“If you really want to know your trees in winter, you have to get physical with them. In an appropriate way of course.”
Daniel Greenwood, a conservation officer for the London Wildlife Trust, smiled wryly as he gestured a gnarled trunk behind him.
It was an early gambit on a winter tree identification walk last Sunday, a bright, frosty afternoon in Sydenham Hill Wood.
Chuckles came from our cluster of fellow walkers standing on this large preserved stretch of the Great North Wood, one of the closest tracts of ancient woodland to central London.
“Run your hand across their bark,” he went on. “Even hug them if you want.”
Clasping a battered Collins tree guide, Daniel cut a boyish figure, his auburn hair peeking from beneath a woollen hat. He would prove that rare find: a mine of information who is able to share knowledge in an entertaining, often amusing, way.
“Don’t believe everything I tell you, by the way” he warned while explaining the difference between sessile and English oaks, how hybrids had formed and were difficult to tell apart. “Tour guides lie all the time.”

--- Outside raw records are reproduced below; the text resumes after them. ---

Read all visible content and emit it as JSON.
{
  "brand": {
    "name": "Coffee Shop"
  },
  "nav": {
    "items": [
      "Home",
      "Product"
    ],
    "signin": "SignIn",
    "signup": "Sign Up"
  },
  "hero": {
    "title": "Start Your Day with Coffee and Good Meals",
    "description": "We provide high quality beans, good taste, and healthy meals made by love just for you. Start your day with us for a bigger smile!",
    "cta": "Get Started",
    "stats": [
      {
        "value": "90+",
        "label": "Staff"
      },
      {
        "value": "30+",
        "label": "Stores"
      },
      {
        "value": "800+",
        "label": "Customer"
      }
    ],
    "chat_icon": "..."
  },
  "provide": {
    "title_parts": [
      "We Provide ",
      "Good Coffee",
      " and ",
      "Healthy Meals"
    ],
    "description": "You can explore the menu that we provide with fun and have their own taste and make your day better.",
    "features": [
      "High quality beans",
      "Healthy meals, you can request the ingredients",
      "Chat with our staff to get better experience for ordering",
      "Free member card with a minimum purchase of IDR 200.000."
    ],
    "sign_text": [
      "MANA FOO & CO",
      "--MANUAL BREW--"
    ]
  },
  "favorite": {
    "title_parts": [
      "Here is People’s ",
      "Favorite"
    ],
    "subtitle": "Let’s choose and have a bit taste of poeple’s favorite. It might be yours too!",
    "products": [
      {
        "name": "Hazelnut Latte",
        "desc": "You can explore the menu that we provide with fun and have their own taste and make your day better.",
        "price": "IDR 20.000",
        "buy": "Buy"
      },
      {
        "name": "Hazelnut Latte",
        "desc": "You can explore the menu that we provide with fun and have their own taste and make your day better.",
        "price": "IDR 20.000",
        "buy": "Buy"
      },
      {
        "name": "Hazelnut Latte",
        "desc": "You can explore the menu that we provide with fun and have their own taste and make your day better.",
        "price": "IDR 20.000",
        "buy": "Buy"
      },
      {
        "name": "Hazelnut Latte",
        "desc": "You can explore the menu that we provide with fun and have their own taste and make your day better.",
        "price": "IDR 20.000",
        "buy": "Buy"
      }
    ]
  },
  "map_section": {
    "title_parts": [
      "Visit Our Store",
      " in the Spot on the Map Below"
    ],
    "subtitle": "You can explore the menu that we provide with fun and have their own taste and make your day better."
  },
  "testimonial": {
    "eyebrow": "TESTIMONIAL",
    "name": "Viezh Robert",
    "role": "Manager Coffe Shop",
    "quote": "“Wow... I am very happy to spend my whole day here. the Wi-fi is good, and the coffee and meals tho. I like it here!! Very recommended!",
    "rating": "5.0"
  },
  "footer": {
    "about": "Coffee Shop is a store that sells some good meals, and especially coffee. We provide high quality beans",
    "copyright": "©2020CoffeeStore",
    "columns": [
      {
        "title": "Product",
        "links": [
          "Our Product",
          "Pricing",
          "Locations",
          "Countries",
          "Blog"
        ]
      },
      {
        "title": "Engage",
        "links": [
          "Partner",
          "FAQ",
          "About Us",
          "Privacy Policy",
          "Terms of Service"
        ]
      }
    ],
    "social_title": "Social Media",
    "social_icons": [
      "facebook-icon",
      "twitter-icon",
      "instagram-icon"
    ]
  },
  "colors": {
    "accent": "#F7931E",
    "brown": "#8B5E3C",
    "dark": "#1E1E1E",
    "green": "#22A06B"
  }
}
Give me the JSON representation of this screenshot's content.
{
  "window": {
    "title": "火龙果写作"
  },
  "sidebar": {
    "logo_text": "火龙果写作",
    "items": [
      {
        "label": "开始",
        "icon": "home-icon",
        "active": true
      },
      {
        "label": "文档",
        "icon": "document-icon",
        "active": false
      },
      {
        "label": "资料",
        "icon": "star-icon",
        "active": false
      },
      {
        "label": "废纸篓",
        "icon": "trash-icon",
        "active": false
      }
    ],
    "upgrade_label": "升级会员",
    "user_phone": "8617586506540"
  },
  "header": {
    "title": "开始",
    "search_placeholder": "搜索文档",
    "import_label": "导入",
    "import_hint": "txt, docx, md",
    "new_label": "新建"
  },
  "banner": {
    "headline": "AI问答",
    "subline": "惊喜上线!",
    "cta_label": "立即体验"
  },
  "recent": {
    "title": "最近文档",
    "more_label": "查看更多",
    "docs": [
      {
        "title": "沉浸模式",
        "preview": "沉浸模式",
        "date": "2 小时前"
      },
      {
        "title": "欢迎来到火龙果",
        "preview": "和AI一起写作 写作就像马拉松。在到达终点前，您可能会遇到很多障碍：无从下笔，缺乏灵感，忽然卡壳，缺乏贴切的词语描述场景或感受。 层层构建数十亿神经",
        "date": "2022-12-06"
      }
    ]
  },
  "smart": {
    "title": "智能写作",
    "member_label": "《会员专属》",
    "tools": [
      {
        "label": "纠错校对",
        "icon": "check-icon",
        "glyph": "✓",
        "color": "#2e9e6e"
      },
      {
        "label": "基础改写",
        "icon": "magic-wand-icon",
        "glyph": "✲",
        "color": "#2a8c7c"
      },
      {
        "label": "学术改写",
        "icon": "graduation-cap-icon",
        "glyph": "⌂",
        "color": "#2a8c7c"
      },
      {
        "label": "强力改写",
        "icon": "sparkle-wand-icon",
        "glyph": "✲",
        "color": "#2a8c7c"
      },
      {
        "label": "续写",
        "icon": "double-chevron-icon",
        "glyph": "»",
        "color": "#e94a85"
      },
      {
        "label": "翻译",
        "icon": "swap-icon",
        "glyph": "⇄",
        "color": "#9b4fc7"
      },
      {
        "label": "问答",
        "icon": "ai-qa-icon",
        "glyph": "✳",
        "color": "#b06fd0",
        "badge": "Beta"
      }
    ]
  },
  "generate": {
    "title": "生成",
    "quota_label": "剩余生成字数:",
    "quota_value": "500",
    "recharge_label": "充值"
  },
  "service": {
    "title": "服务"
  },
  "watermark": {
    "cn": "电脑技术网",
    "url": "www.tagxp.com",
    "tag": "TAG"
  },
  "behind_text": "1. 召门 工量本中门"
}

Mendacious or not, he built a fine picture of the woodlands and its evolution as we wandered along its frost-lined paths.
At one stop, he pointed through the trees at an out-of-place canopy to demonstrate how this was once part of an ornamental garden.
“That’s the monkey puzzle, also known as the Chilean pine. Which country do you think it comes from?”
Somebody answered that time. By the time we reached a later stop, and heard the same query of a towering cedar of Lebanon, everyone had tuned into our tour leader’s dry humour.
Shortly he would be trying to teach everyone a dance as a mnemonic for the way trees grow – with limited participation, admittedly – but we remembered.
Dance moves and all, the walk lasted a little more than 90 minutes as we trooped around the reserve with a wide-ranging history lesson en route. We gained a sense of the pivotal role woodland has played in shaping the history of London and beyond. Before the days of coal, furnaces would have burned less brightly without charcoal from the hornbeam. Horatio Nelson’s navy would have been less formidable without oak timbers to form his ships, and the city’s leather makers less profitable without the trees’ tannin.
Daniel was prolific with the flora facts. Ancient woodland was not actually that good a place to see ancient trees, we learned – the really old ones mostly occupy their own isolated spaces. Dead wood is a much richer habitat than living trees, mostly for insects – including the stag beetle here; and birches are a great woodland pioneer as they can take root in open ground.
Smatterings of history of the non-arboreal kind – and even a hint of linguistics – also cropped up. Just off one path was a crater created by an unexploded World War Two bomb. And who knew the etymology of “the bottom has fallen out of the market” or in it “for the long haul” [lugging wood along extended stretches] are both from the timber trade?
There was a snippet of economics (London trees reportedly being worth around £43 billion to the economy), as we overlooked Dulwich golf course with dozens of ring-necked parakeets squawking above us. (“What do we think of them?” asked one walker. “Well, there’s a bird walk on February 12).”
Here too were more sobering tales, of soil too compact to be fertile, and of encroaching tree disease – not just the well known ash dieback, but acute oak decline, a condition not yet as widely recognised, Daniel told us.
“We really need to wait for them to develop natural resistance in about 10,000 years. Let’s see what happens then.”
Our loop came towards its end once as we filed along the overgrown abandoned railway line that dissects the reserve. The tracks fell into disrepair after Crystal Palace, a terminus, had burned down in 1936. Now it is largely reclaimed by nature and leads into a disused tunnel, a protected roosting spot for bats.
Daniel gave a final bit of background on Sydenham Hill Wood and how it had helped shaped the London Wildlife Trust, then bade us farewell. “I hope you’ve learned at least one thing today,” he said. “And I think the dance is going to catch on.”
As we climbed back up to street level, we all felt a little more love for this wonderful pocket of wild London and its trees. In an appropriate way, of course.